The King in Yellow (1895), a collection of short stories by Robert W. Chambers, concerns a fictional closet play itself entitled The King in Yellow, which drives all its readers mad. Chambers was hyperbolizing the decadence of the Yellow Nineties—a nameless “yellow book” turns up in the hands of Dorian Gray. But the very idea of inventing portentous titles for fictional books caught on with the next generation of horror writers—particularly H. P. Lovecraft, to whom we owe such evocative titles as the Book of Eibon and Von Junzt’s Unaussprechlichen Kulten, besides the most famous of all titles without books, the terrible Al-`Azif of the mad Arab `Abd ul-Alhazred—better known by the title of its Greek translation, Necronomicon—which has the unique distinction, among imaginary books, of having been written several times over.

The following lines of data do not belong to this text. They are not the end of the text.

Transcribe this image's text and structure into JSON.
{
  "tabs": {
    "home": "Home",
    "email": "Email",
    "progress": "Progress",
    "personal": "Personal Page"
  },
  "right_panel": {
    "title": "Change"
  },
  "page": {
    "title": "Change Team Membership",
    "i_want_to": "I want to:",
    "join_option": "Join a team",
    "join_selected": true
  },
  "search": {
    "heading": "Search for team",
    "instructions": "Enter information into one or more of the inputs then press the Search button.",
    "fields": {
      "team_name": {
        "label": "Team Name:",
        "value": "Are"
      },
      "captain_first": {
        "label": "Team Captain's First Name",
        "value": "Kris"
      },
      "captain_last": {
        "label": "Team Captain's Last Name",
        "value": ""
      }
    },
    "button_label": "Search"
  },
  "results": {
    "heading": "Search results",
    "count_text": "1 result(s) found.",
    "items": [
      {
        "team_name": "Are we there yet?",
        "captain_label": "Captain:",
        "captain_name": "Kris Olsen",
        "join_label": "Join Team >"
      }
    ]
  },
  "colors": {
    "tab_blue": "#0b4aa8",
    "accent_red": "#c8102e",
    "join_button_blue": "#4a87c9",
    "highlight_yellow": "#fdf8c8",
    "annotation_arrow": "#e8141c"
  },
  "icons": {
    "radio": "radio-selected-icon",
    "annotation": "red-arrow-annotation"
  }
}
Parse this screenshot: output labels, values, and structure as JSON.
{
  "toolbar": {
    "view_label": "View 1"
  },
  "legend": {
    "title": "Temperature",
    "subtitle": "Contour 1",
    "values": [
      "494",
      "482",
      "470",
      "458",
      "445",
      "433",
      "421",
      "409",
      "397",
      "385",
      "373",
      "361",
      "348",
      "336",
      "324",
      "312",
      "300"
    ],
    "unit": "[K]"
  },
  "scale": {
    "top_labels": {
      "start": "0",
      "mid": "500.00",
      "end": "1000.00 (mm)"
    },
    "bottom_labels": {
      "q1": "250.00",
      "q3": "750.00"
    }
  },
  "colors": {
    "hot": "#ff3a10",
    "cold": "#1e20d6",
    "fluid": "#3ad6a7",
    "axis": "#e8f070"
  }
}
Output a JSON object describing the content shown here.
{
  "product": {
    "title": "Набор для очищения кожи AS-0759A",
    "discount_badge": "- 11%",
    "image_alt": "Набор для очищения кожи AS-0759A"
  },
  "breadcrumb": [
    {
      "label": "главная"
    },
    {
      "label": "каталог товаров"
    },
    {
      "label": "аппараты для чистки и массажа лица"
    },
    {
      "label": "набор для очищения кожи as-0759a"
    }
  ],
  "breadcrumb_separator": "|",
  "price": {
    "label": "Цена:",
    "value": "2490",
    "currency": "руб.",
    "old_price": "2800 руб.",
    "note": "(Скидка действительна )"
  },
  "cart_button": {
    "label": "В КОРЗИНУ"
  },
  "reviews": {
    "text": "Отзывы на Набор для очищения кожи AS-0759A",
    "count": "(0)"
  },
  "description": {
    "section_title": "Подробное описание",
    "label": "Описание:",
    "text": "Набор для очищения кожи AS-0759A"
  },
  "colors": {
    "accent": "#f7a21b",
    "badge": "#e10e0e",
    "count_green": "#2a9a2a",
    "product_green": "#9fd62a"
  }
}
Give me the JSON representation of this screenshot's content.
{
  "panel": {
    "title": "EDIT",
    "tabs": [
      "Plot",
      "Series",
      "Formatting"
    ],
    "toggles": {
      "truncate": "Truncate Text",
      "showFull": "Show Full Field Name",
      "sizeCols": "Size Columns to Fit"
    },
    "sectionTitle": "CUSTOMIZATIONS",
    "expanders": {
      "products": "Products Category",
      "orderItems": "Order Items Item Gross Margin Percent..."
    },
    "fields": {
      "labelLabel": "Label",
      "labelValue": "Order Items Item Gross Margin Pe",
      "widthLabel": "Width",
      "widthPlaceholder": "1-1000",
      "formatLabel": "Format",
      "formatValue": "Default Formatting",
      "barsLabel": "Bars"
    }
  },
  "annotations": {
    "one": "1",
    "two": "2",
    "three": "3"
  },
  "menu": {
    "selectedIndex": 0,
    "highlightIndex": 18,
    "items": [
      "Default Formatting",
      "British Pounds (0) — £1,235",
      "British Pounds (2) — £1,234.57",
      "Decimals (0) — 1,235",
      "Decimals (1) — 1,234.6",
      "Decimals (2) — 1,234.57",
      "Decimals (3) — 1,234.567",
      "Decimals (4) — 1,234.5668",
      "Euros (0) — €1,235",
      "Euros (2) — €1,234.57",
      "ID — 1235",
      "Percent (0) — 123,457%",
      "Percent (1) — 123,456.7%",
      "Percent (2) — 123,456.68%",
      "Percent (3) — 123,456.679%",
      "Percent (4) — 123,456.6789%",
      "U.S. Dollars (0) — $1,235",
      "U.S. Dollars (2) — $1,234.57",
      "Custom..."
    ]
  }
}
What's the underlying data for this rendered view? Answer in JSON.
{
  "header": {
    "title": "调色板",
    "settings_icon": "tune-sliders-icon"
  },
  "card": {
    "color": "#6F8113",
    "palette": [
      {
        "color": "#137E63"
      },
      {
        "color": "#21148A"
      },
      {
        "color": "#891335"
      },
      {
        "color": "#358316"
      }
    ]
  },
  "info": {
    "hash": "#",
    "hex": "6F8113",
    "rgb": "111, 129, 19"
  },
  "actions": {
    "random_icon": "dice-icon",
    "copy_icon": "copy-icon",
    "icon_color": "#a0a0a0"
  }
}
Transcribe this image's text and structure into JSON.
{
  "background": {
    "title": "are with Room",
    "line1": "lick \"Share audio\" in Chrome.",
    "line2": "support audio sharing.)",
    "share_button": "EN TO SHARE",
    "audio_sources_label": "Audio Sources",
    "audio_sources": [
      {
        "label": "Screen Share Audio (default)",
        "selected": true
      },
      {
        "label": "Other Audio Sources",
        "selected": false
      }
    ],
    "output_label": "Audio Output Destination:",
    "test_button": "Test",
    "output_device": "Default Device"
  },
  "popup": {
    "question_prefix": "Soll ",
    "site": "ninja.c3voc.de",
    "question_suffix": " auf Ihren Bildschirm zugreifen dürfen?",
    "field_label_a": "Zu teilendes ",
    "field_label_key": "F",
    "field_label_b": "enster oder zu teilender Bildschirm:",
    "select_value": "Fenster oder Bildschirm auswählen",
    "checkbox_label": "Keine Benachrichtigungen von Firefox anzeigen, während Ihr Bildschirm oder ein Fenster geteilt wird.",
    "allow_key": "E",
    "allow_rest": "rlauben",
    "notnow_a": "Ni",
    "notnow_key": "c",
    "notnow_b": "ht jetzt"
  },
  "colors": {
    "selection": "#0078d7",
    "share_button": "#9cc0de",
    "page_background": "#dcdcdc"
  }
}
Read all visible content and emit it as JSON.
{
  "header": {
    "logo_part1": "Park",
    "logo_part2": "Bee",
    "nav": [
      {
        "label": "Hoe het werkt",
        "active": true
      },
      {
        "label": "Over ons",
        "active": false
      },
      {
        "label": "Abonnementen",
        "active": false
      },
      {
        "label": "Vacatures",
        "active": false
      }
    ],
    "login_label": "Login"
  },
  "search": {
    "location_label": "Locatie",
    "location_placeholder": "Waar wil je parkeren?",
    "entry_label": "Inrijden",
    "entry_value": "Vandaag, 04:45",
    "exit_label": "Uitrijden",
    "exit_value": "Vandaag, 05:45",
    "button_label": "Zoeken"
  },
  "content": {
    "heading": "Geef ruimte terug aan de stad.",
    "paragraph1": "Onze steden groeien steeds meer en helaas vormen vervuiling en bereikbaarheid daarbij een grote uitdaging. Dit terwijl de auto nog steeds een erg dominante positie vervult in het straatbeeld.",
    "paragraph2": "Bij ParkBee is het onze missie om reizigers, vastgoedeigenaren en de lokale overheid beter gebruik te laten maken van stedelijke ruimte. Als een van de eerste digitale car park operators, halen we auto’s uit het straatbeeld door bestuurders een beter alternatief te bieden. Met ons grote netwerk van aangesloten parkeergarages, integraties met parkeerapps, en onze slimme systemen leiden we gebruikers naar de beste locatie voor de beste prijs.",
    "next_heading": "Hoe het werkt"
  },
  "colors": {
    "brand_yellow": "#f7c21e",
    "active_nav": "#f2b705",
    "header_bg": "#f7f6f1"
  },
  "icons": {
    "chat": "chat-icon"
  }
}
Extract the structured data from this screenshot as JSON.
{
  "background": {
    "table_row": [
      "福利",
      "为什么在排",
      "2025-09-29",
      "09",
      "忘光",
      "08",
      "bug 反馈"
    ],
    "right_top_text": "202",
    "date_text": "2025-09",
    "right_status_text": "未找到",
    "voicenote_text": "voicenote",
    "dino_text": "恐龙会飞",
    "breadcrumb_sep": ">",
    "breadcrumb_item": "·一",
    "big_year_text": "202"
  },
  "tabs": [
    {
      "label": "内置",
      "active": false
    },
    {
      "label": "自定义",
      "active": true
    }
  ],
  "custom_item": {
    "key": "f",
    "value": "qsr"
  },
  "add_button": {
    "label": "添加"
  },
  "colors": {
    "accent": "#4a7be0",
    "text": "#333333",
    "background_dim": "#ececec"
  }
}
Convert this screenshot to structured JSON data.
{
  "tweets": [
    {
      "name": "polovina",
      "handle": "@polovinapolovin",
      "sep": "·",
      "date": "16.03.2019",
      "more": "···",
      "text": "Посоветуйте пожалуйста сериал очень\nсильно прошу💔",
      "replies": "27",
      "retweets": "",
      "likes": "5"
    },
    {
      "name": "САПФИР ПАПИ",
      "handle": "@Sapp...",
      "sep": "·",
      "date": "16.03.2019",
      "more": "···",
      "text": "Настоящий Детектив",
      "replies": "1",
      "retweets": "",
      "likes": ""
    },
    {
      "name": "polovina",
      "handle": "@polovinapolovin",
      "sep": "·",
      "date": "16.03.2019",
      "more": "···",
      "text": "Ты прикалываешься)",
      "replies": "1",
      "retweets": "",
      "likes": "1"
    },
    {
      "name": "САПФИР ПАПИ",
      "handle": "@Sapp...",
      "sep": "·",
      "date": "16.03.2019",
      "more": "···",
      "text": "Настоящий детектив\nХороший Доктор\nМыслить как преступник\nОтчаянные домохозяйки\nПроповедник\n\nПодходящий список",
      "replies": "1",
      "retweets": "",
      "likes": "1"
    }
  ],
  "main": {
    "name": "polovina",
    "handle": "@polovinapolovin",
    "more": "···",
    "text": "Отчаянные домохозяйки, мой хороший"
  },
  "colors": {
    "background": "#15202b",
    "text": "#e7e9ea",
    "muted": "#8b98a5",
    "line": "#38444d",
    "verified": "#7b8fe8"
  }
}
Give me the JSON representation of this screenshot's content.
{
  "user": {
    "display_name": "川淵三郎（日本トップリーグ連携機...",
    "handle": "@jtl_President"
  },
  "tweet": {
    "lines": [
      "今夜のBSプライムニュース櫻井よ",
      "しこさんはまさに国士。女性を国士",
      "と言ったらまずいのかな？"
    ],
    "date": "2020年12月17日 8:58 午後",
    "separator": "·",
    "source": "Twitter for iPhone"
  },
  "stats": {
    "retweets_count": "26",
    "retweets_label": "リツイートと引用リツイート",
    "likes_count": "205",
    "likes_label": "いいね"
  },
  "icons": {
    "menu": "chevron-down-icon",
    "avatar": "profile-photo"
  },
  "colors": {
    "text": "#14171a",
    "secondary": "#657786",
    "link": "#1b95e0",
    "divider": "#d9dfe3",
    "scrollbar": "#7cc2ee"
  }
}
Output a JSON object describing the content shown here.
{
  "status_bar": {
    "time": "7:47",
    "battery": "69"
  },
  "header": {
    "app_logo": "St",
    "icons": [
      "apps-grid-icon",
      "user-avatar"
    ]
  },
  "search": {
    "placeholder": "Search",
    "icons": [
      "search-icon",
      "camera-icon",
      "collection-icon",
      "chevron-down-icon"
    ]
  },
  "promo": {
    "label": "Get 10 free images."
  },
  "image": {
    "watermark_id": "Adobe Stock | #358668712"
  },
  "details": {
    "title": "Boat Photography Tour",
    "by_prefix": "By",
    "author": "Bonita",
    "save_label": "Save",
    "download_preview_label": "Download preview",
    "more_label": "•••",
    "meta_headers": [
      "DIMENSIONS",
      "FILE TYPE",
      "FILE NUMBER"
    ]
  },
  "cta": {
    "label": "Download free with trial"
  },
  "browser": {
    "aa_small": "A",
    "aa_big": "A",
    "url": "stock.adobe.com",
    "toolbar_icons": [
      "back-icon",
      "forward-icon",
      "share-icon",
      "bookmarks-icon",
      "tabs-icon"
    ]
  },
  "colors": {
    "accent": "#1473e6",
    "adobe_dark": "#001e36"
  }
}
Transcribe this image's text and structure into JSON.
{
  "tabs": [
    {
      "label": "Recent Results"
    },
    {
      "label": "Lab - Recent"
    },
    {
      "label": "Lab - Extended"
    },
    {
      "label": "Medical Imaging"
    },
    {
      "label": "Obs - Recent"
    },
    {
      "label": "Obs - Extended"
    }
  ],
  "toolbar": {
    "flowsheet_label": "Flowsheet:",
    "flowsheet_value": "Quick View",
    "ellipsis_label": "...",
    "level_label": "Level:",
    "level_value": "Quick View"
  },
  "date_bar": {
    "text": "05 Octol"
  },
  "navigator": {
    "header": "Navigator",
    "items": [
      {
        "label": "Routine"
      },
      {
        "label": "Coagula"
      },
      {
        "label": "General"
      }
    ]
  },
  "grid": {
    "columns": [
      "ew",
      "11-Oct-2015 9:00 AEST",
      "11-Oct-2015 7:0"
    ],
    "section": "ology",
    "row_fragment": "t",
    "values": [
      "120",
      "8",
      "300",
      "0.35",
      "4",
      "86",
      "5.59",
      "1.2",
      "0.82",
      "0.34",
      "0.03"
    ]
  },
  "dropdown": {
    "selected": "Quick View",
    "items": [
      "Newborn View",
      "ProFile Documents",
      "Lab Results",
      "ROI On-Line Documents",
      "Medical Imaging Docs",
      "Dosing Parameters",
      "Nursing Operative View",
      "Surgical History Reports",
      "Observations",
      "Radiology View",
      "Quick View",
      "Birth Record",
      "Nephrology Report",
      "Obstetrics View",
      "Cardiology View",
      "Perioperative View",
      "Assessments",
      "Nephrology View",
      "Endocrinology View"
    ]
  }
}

From Lovecraft and others the game of titles without books was picked up by Borges, who not only invented unwritten books (like The Garden of Forking Paths) but reviewed some of them—like The Approach to Mu`tasim. Through Borges the game entered the mainstream of literature. (Of course there were forerunners—Thomas Browne (in Musaeum Clausum), Thomas Urquhart (in Logopandecteision), Laurence Sterne (in Tristram Shandy)—but all traditions have their forerunners.) Its numerous players were formerly catalogued by a website called The Invisible Library—a casualty of the recent disappearance of GeoCities, now itself only a title. The Wikipedia has its own list, including science fiction’s famous reference works—the Encyclopedia Galactica of Isaac Asimov’s Foundation series and The Hitchhiker’s Guide to the Galaxy, in Douglas Adam’s homonymous series.
The art of titling books, we see, is distinct from the art of writing books. Some authors think up titles first, write books second; but good titles, besides inspiring an author, can compel a reader’s interest on their own, even without a book to read. Look over a list of fictional books and consider how fully the atmosphere, genre, and contents of an entire book can be suggested by nothing more than a title and a name. Certainly real books deserve as much attention. And the game of imaginary books may be a useful exercise for the writers of real ones. Short stories gave writers plenty of opportunities to practice the art of the title; but most books these days are titled by someone who has only ever invented a handful of titles. Imaginary books are a chance to practice. And it gives a standard to judge titles by: if this book did not exist, what title would suffice to suggest it?
Author: Paul M. Rodriguez – email@example.com
German-speaking readers might feel offended by the ungrammatical Unausprechlichen Kulten. That’s not a typo, however. Lovecraft had help producing that title, and the help was, you might say, not altogether competent. Grammatical equivalents would be Von Unausprechlichen Kulten or Unausprechliche Kulten.